WASHINGTON, D.C. - Sen. Steve Daines believes the U.S. should follow Canada's lead to increase timber harvesting as a way to cut fire danger and boost affordable housing.

Daines made the observations Tuesday, as the Senate Energy and Natural Resources Committee hosted Canadian leaders for a discussion on the "energy and materials partnership" between the two countries.

While much of the hearing focused on the Keystone XL pipeline cancelation, Daines also noted what he sees as the drop in Montana timber production, including closure of the mill in St. Regis last year. Daines said that lack of timber helped add $20,000 to the price of an average home last year.

"Despite this, Montana lumber production is actually decreased by 11% and we just had another mill close," Daines said. "With over 30 active sawmills, we're down now to one can count on one hand and one finger." 

Alberta Premier Jason Kenny said Alberta has been harvesting more timber, in large part because the province has direct control over cutting.
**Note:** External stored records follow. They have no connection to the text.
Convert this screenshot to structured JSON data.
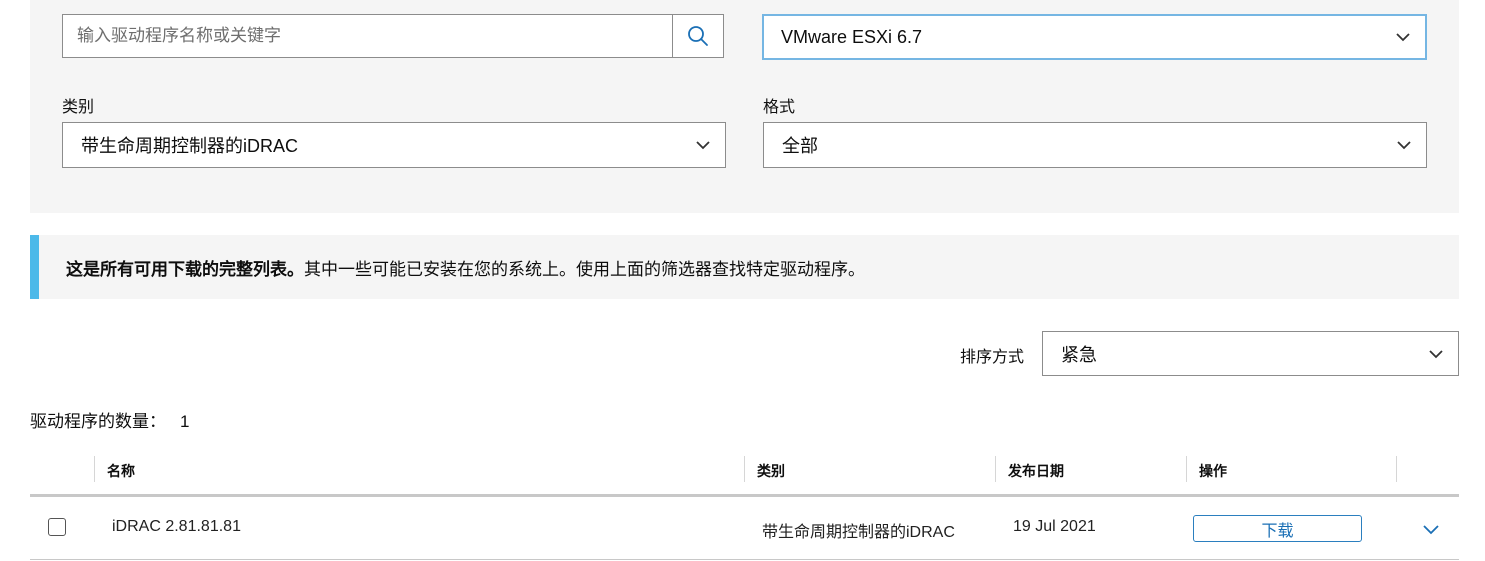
{
  "filters": {
    "search": {
      "placeholder": "输入驱动程序名称或关键字"
    },
    "os": {
      "value": "VMware ESXi 6.7"
    },
    "category": {
      "label": "类别",
      "value": "带生命周期控制器的iDRAC"
    },
    "format": {
      "label": "格式",
      "value": "全部"
    }
  },
  "notice": {
    "bold": "这是所有可用下载的完整列表。",
    "text": "其中一些可能已安装在您的系统上。使用上面的筛选器查找特定驱动程序。"
  },
  "sort": {
    "label": "排序方式",
    "value": "紧急"
  },
  "count": {
    "label": "驱动程序的数量：",
    "value": "1"
  },
  "table": {
    "headers": {
      "name": "名称",
      "category": "类别",
      "date": "发布日期",
      "action": "操作"
    },
    "rows": [
      {
        "name": "iDRAC 2.81.81.81",
        "category": "带生命周期控制器的iDRAC",
        "date": "19 Jul 2021",
        "action": "下载"
      }
    ]
  },
  "colors": {
    "accent": "#4cb9e9",
    "link": "#1a6fb5",
    "panel": "#f5f5f5"
  }
}
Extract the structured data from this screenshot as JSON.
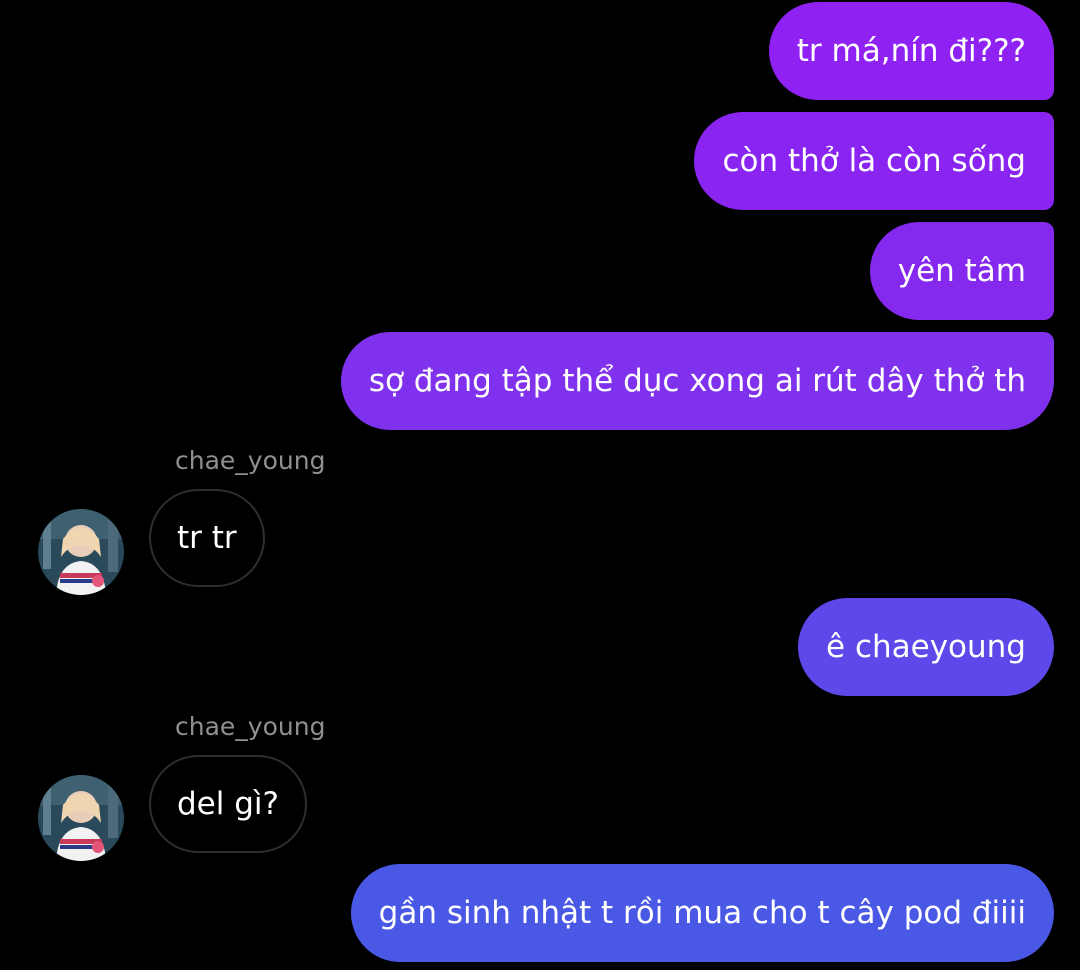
{
  "colors": {
    "background": "#000000",
    "incoming_border": "#2e2e2e",
    "sender_name": "#8f8f8f",
    "outgoing_gradient_top": "#8a22f2",
    "outgoing_gradient_bottom": "#4a5be6"
  },
  "messages": [
    {
      "direction": "out",
      "text": "tr má,nín đi???"
    },
    {
      "direction": "out",
      "text": "còn thở là còn sống"
    },
    {
      "direction": "out",
      "text": "yên tâm"
    },
    {
      "direction": "out",
      "text": "sợ đang tập thể dục xong ai rút dây thở th"
    },
    {
      "direction": "in",
      "sender": "chae_young",
      "avatar_icon": "user-avatar-icon",
      "text": "tr tr"
    },
    {
      "direction": "out",
      "text": "ê chaeyoung"
    },
    {
      "direction": "in",
      "sender": "chae_young",
      "avatar_icon": "user-avatar-icon",
      "text": "del gì?"
    },
    {
      "direction": "out",
      "text": "gần sinh nhật t rồi mua cho t cây pod điiii"
    }
  ]
}
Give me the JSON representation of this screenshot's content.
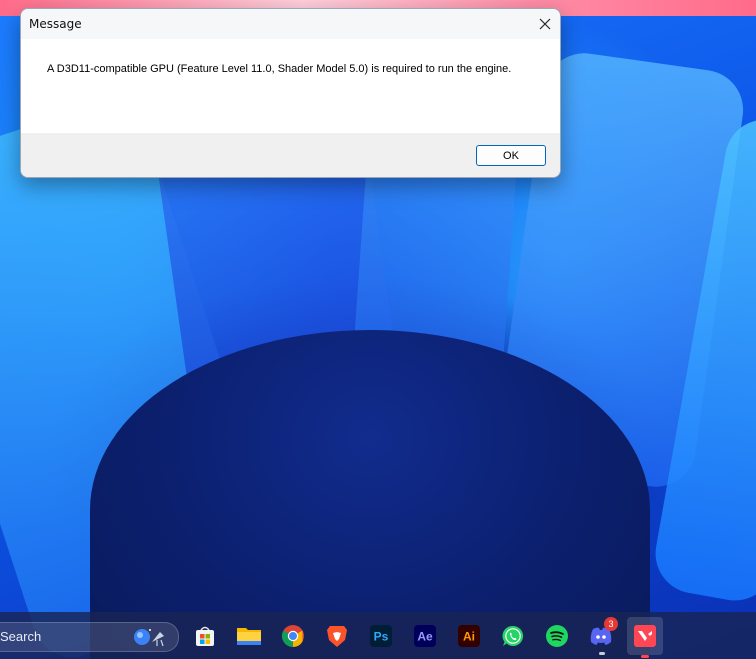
{
  "dialog": {
    "title": "Message",
    "message": "A D3D11-compatible GPU (Feature Level 11.0, Shader Model 5.0) is required to run the engine.",
    "ok_label": "OK"
  },
  "taskbar": {
    "search_label": "Search",
    "apps": [
      {
        "name": "Microsoft Store",
        "icon": "store-icon"
      },
      {
        "name": "File Explorer",
        "icon": "folder-icon"
      },
      {
        "name": "Google Chrome",
        "icon": "chrome-icon"
      },
      {
        "name": "Brave",
        "icon": "brave-icon"
      },
      {
        "name": "Photoshop",
        "icon": "photoshop-icon",
        "text": "Ps"
      },
      {
        "name": "After Effects",
        "icon": "after-effects-icon",
        "text": "Ae"
      },
      {
        "name": "Illustrator",
        "icon": "illustrator-icon",
        "text": "Ai"
      },
      {
        "name": "WhatsApp",
        "icon": "whatsapp-icon"
      },
      {
        "name": "Spotify",
        "icon": "spotify-icon"
      },
      {
        "name": "Discord",
        "icon": "discord-icon",
        "badge": "3"
      },
      {
        "name": "Valorant",
        "icon": "valorant-icon"
      }
    ]
  },
  "colors": {
    "dialog_button_border": "#0067c0",
    "taskbar": "#182456",
    "badge": "#e53935"
  }
}
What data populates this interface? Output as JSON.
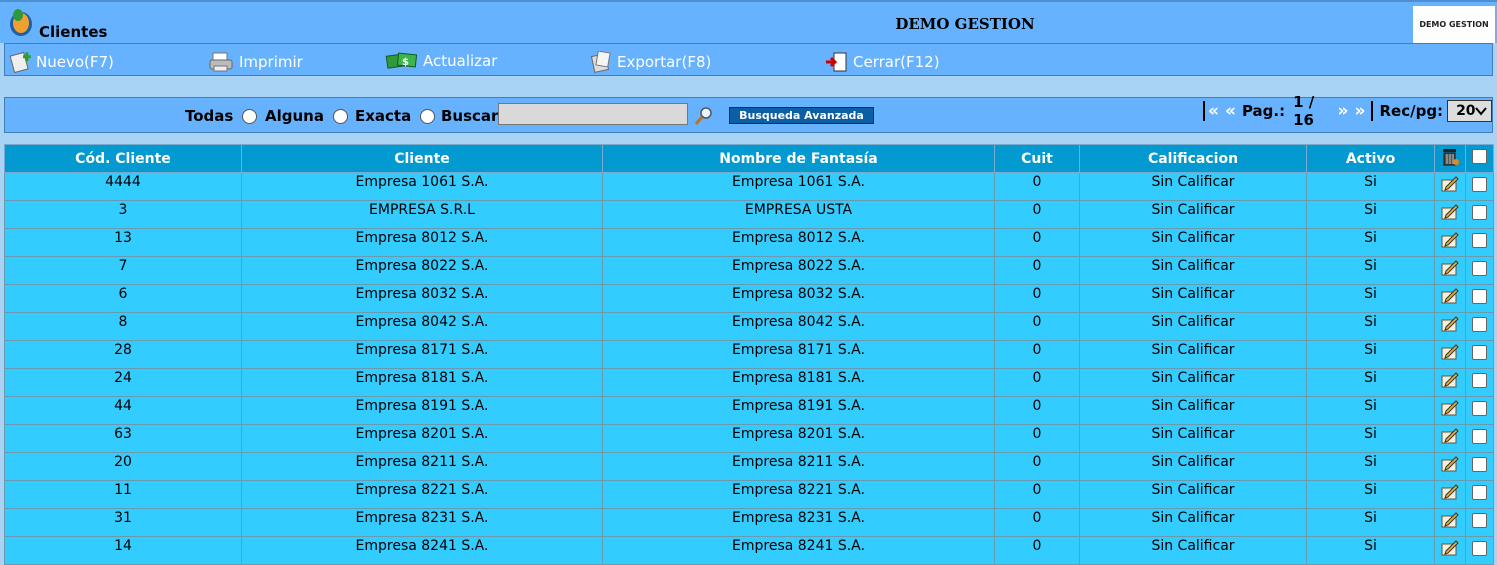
{
  "app": {
    "title": "Clientes",
    "company": "DEMO GESTION",
    "brand_text": "DEMO GESTION"
  },
  "toolbar": {
    "nuevo": "Nuevo(F7)",
    "imprimir": "Imprimir",
    "actualizar": "Actualizar",
    "exportar": "Exportar(F8)",
    "cerrar": "Cerrar(F12)"
  },
  "search": {
    "todas": "Todas",
    "alguna": "Alguna",
    "exacta": "Exacta",
    "buscar": "Buscar",
    "value": "",
    "advanced": "Busqueda Avanzada"
  },
  "pager": {
    "first": "«",
    "prev": "«",
    "label": "Pag.:",
    "page": "1 / 16",
    "next": "»",
    "last": "»",
    "rec_label": "Rec/pg:",
    "rec_value": "20"
  },
  "table": {
    "headers": [
      "Cód. Cliente",
      "Cliente",
      "Nombre de Fantasía",
      "Cuit",
      "Calificacion",
      "Activo"
    ],
    "rows": [
      [
        "4444",
        "Empresa 1061 S.A.",
        "Empresa 1061 S.A.",
        "0",
        "Sin Calificar",
        "Si"
      ],
      [
        "3",
        "EMPRESA S.R.L",
        "EMPRESA USTA",
        "0",
        "Sin Calificar",
        "Si"
      ],
      [
        "13",
        "Empresa 8012 S.A.",
        "Empresa 8012 S.A.",
        "0",
        "Sin Calificar",
        "Si"
      ],
      [
        "7",
        "Empresa 8022 S.A.",
        "Empresa 8022 S.A.",
        "0",
        "Sin Calificar",
        "Si"
      ],
      [
        "6",
        "Empresa 8032 S.A.",
        "Empresa 8032 S.A.",
        "0",
        "Sin Calificar",
        "Si"
      ],
      [
        "8",
        "Empresa 8042 S.A.",
        "Empresa 8042 S.A.",
        "0",
        "Sin Calificar",
        "Si"
      ],
      [
        "28",
        "Empresa 8171 S.A.",
        "Empresa 8171 S.A.",
        "0",
        "Sin Calificar",
        "Si"
      ],
      [
        "24",
        "Empresa 8181 S.A.",
        "Empresa 8181 S.A.",
        "0",
        "Sin Calificar",
        "Si"
      ],
      [
        "44",
        "Empresa 8191 S.A.",
        "Empresa 8191 S.A.",
        "0",
        "Sin Calificar",
        "Si"
      ],
      [
        "63",
        "Empresa 8201 S.A.",
        "Empresa 8201 S.A.",
        "0",
        "Sin Calificar",
        "Si"
      ],
      [
        "20",
        "Empresa 8211 S.A.",
        "Empresa 8211 S.A.",
        "0",
        "Sin Calificar",
        "Si"
      ],
      [
        "11",
        "Empresa 8221 S.A.",
        "Empresa 8221 S.A.",
        "0",
        "Sin Calificar",
        "Si"
      ],
      [
        "31",
        "Empresa 8231 S.A.",
        "Empresa 8231 S.A.",
        "0",
        "Sin Calificar",
        "Si"
      ],
      [
        "14",
        "Empresa 8241 S.A.",
        "Empresa 8241 S.A.",
        "0",
        "Sin Calificar",
        "Si"
      ]
    ]
  }
}
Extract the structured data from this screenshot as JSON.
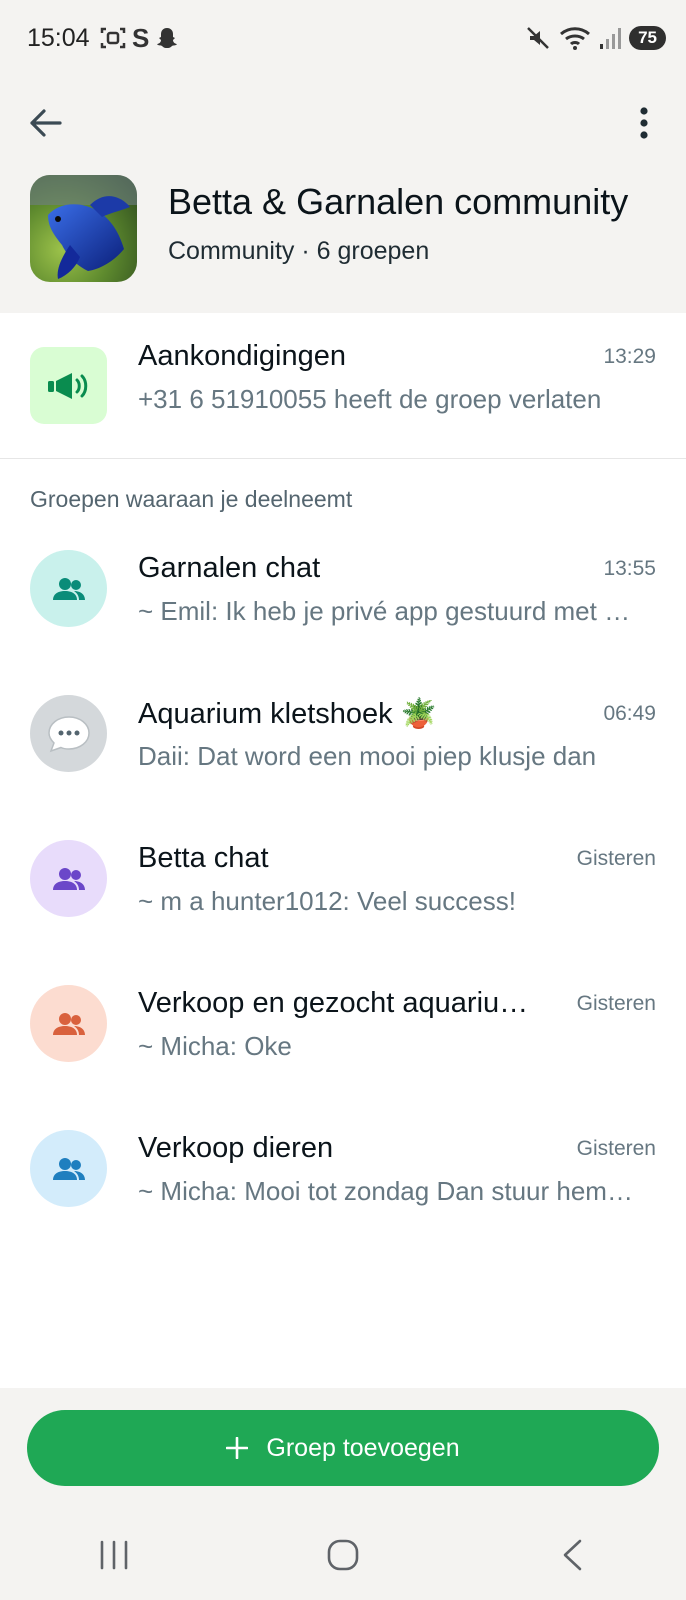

"That we've seen actually the exact opposite of your experience. A 30% increase in harvesting since 2011, a $6 billion increase in investment in our forestry industry. Last year was the best year in terms of volume of fiber and revenue for the industry."

Kenny also told the senators the Biden administration's decision to cancel the Keystone XL pipeline could have a chilling effect on future energy investments involving the two countries.